Getting to Grade 10 in Viet Nam: Challenges from Deprivation, Discrimination, and a Booming Job Market
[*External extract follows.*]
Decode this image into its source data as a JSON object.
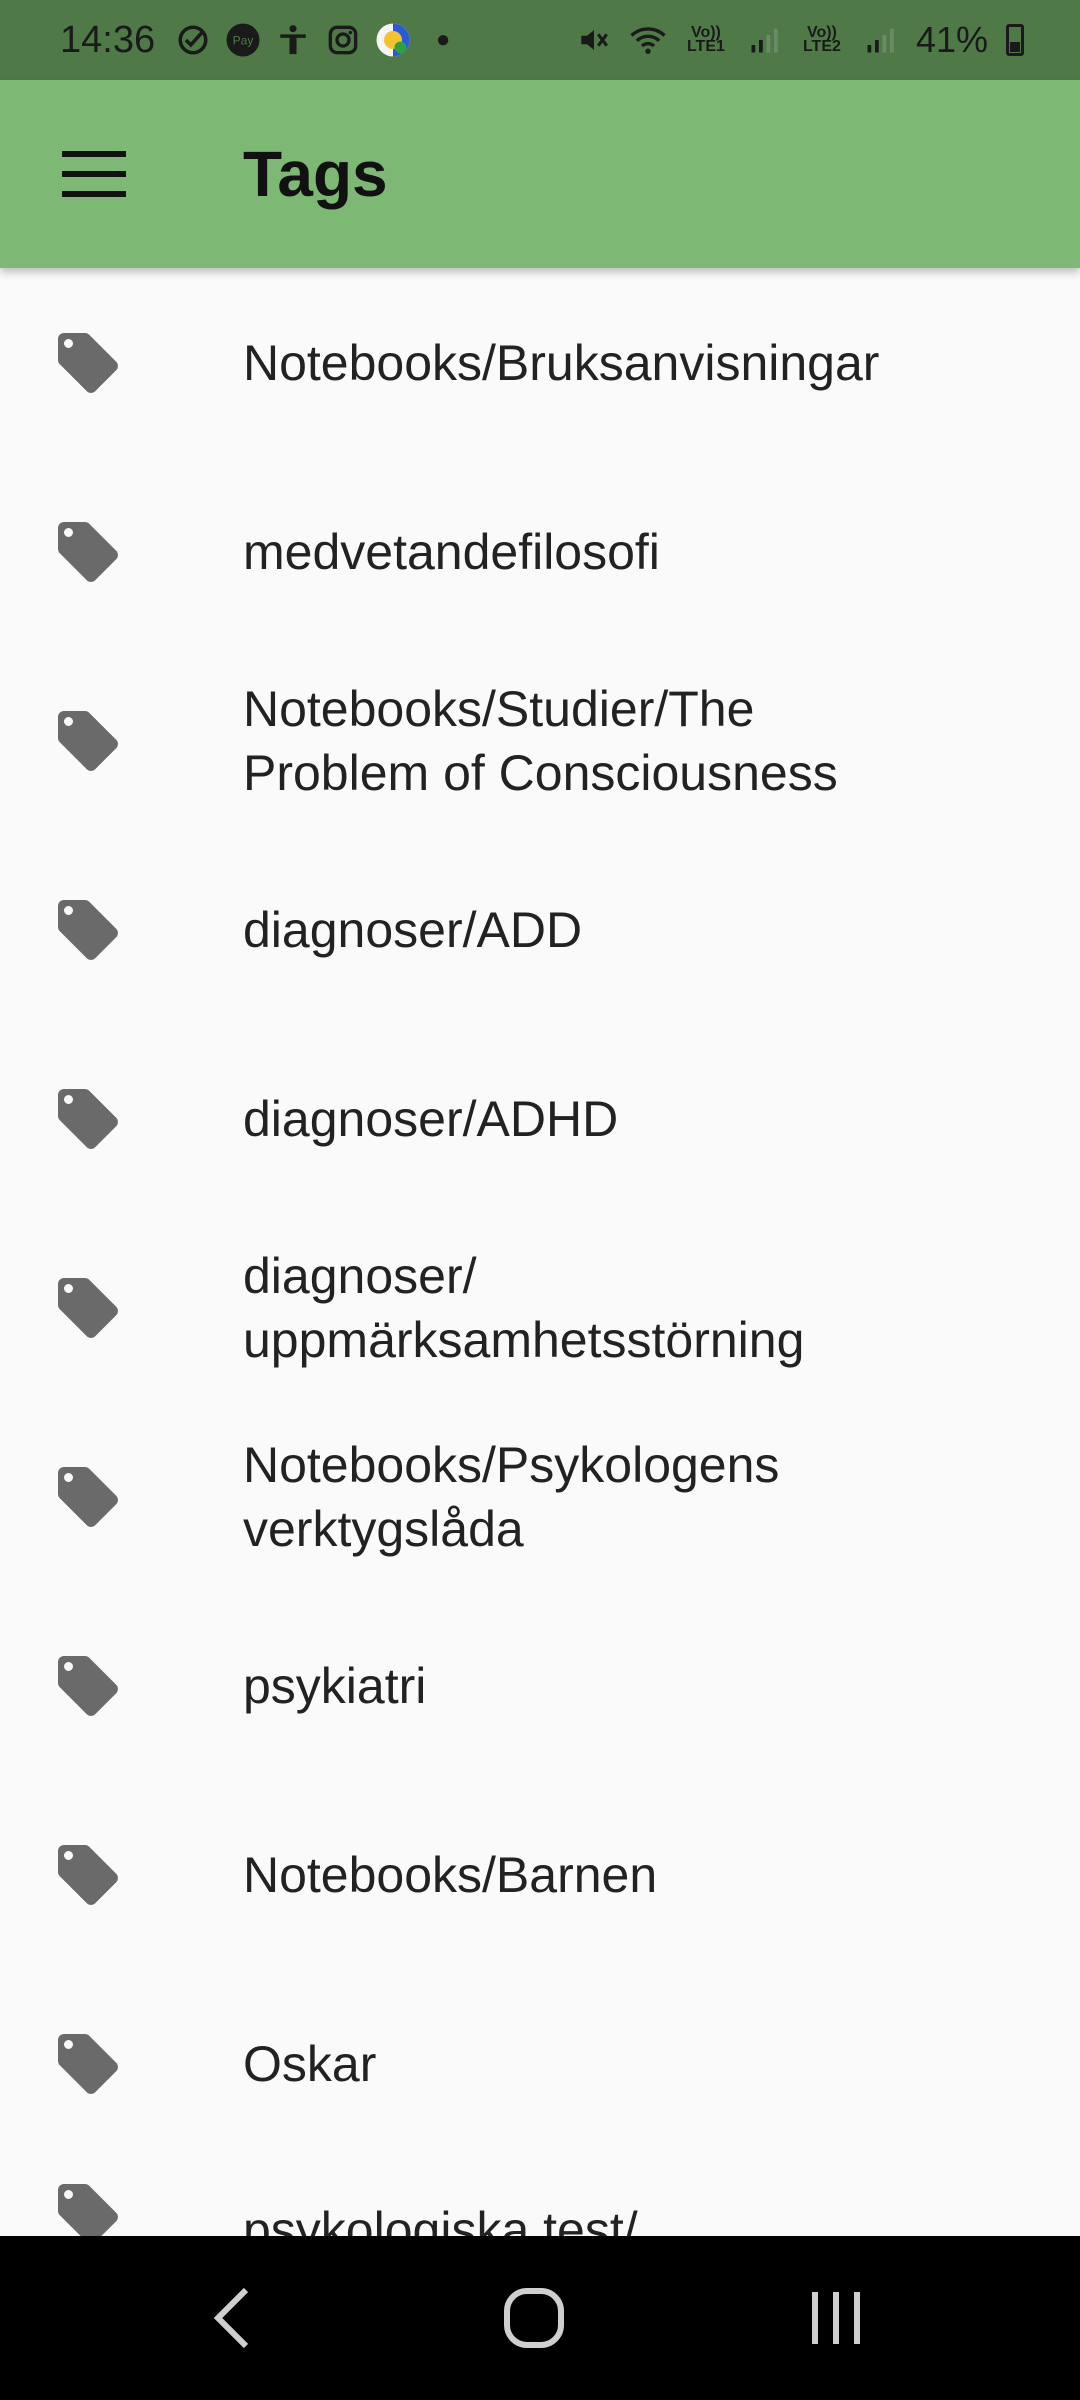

Viet Nam has enjoyed more than a generation of rapid economic growth, led by labour-intensive exports. This form and pace of growth has increased schooling opportunities, but has also reduced incentives for some students to advance to higher education. We hypothesise that these conflicting influences help explain another puzzle – the relatively slow growth of educational progression to upper secondary school. Slow and unevenly distributed increases in schooling attainment are warning signs for the sustainability of future aggregate growth and for the distribution of growth gains. We use a new data set on participation rates and scores in an exam to enter Grade 10, the first year of upper secondary school, to analyse the variation in test participation rates due to demand- and supply-side factors. The data are drawn from less advanced provinces within Viet Nam. As such, they shed light on the challenges of expanding educational development at the extensive margins of lower socio-economic status and higher grades, especially in areas with large ethnic minority populations.